Talks

• Fri 13 09 2019 / 7 – 11 pm •
Me, Not Me, Us On Negotiating the Objective and the Subjective Sides of our Political Hybridity


Introduced and moderated by MAX JORGE HINDERER CRUZ

With DANIELLE ALMEIDA, NELLI KAMBOURI, KARLA MENDONCA DOS SANTOS DANY, ADRIANA SCHNEIDER ALCURE, MARGARITA TSOMOU

Hybridity may be understood as a mixture, but that does not mean that it is not also about asymmetry. Hybridity is not least of all a question of perspective. In Latin America, for example, the concept of hybridity or mestizaje, that is, the supposed mingling or fusion of two or more cultures, usually serves, even in predominantly non-white societies, as a means of establishing an order from a white perspective – thus similar to the German ‘Leitkultur’-debate, which seeks to dictate what is eminently ‘German’. In the context of (post-)colonial societies, the definition of hybridity or mestizaje thus originates from the outside – from a white Eurocentric hegemony persisting in the postcolonial era.

The evening event titled Me, Not Me, Us conceived and moderated by cultural critic, author and curator Max Jorge Hinderer Cruz, aims at inverting such perspectives. In three parts, hybridity will not be debated as an external ascription, but performed as an act of self-determination. The negation of an externally defined identity harbors a collective subjectivity that can generate political efficacy.

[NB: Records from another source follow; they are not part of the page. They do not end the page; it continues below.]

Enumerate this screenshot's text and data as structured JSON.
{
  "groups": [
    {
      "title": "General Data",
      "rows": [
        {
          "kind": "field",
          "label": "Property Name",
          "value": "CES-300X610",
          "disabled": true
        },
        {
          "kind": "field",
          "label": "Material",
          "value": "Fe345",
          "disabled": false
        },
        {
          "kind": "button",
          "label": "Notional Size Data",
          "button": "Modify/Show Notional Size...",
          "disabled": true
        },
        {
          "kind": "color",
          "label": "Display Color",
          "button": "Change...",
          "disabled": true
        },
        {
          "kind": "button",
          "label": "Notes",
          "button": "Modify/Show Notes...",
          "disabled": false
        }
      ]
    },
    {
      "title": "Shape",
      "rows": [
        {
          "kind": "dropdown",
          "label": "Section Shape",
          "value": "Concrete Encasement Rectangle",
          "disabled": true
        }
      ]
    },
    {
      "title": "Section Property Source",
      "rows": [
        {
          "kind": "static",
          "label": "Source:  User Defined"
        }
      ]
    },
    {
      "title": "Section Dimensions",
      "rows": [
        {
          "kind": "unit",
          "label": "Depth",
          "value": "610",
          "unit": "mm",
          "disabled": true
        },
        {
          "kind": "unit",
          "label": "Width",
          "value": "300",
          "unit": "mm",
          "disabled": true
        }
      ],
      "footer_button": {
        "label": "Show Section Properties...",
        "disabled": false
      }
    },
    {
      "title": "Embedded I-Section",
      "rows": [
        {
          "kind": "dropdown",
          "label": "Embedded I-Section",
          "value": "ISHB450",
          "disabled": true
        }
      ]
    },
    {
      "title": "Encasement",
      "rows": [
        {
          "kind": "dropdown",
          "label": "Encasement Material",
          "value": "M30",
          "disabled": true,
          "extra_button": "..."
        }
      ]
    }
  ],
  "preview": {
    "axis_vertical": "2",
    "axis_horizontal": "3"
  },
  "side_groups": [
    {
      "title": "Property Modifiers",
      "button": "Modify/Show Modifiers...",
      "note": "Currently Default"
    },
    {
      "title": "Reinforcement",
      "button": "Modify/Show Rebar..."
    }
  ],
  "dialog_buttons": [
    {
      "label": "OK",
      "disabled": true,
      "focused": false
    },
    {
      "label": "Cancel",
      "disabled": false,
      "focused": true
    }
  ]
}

The first part of Me, Not Me, Us will be organized by singer and educator Danielle Almeida and translator Karla Mendonca dos Santos Dany. Almeida deals with women protagonists in Afro-Latin music, a non-white hybrid form of music, that is rather unknown in Germany.

The second part will be conducted by Adriana Schneider Alcure, anthropologist and professor for theater at the Universidade Federal do Rio de Janeiro (UFRJ) and currently fellow of the Humboldt Foundation at the University of Bonn. She is interested in puppet theater and especially in the German Kasperletheater or Punch and Judy show. Applying a kind of ’whitenography‘ (ethnography of white culture), she sees Kasperl (Punch) from a Brazilian perspective as a quintessentially German hybrid character.

In the third part of the evening, Margarita Tsomou and Nelli Kambouri will discuss the ‘Ithagenia condition‘ – a way of understanding every political subject simultaneously as the absolute Other and as the absolute Self (the Greek term Ithagenia refers both to ‘indigenousness’ and ‘citizenship’). Margarita Tsomou is an author, curator, dramaturge and editor of the pop-feminist Missy Magazine; Nelli Kambouri works as a researcher on migration, politics, and gender topics.


Languages: English | German | Portuguese
Box office: 3€ - 8€
Venue: Alte Feuerwache Köln / Halle, Melchiorstraße 3, 50670 Cologne